**Exercise description**
Below are some records; copy each line in them that contains "more".

◆ ◆ ◆

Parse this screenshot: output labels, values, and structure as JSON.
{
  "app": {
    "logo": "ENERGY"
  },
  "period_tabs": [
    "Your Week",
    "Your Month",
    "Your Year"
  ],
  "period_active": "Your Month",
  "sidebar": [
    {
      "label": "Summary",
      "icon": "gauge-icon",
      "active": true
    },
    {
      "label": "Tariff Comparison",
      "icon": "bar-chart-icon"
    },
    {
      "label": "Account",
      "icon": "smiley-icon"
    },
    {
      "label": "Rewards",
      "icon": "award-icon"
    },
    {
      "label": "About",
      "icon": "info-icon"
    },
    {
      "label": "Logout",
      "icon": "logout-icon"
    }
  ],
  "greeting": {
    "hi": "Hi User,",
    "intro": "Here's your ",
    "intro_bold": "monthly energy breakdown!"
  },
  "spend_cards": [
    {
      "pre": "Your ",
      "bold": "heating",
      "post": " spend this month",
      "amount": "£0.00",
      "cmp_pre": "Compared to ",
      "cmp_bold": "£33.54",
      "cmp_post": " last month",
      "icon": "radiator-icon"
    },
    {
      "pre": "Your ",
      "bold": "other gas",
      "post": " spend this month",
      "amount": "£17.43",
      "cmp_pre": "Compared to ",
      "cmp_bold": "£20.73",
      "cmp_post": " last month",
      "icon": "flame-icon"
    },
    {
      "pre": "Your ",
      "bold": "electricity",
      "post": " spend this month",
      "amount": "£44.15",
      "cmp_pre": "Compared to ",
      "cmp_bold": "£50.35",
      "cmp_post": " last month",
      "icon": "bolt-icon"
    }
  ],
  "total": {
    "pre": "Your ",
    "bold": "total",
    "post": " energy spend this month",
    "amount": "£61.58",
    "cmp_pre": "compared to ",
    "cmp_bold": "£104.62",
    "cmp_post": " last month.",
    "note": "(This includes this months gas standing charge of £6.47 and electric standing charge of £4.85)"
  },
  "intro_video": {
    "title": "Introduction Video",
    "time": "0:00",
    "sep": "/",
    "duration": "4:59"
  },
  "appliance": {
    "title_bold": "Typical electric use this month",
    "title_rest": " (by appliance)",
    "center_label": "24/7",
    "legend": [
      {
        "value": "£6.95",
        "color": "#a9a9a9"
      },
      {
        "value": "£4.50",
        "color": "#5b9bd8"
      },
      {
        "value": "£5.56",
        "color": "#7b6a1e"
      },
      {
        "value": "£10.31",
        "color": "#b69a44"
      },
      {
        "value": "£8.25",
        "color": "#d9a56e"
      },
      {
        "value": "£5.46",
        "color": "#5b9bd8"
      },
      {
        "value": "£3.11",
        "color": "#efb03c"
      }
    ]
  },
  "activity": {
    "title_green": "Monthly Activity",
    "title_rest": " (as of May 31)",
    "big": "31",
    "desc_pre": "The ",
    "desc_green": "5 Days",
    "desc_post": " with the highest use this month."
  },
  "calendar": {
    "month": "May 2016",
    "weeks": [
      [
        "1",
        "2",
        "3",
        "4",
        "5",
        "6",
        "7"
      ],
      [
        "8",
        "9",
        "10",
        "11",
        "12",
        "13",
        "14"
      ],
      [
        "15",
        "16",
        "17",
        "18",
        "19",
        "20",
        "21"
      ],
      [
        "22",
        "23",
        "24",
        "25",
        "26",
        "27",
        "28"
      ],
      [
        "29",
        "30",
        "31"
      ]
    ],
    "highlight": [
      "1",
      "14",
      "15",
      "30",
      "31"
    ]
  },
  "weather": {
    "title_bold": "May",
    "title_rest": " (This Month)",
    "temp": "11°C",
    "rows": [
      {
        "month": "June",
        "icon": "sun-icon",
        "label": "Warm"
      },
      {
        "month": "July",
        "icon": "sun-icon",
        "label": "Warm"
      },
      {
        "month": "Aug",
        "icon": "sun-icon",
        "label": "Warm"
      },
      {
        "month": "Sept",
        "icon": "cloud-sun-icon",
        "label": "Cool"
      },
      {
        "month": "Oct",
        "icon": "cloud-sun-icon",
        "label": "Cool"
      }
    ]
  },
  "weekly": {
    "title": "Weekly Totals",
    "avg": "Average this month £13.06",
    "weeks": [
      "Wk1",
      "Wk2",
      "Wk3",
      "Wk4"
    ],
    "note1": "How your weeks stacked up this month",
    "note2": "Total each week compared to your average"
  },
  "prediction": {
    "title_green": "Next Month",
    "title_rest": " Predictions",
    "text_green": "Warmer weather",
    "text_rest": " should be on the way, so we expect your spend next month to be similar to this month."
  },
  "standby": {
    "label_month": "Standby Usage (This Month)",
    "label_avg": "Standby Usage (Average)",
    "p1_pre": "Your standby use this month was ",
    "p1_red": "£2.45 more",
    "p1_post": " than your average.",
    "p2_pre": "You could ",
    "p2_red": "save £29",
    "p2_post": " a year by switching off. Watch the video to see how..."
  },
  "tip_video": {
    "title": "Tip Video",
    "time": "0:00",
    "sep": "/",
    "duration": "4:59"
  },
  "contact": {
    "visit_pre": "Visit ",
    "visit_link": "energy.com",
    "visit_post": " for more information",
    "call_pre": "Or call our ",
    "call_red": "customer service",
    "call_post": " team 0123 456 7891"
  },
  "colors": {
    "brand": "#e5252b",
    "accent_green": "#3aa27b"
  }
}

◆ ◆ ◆

**Solution for this exercise**
    "p1_red": "£2.45 more",
    "visit_post": " for more information",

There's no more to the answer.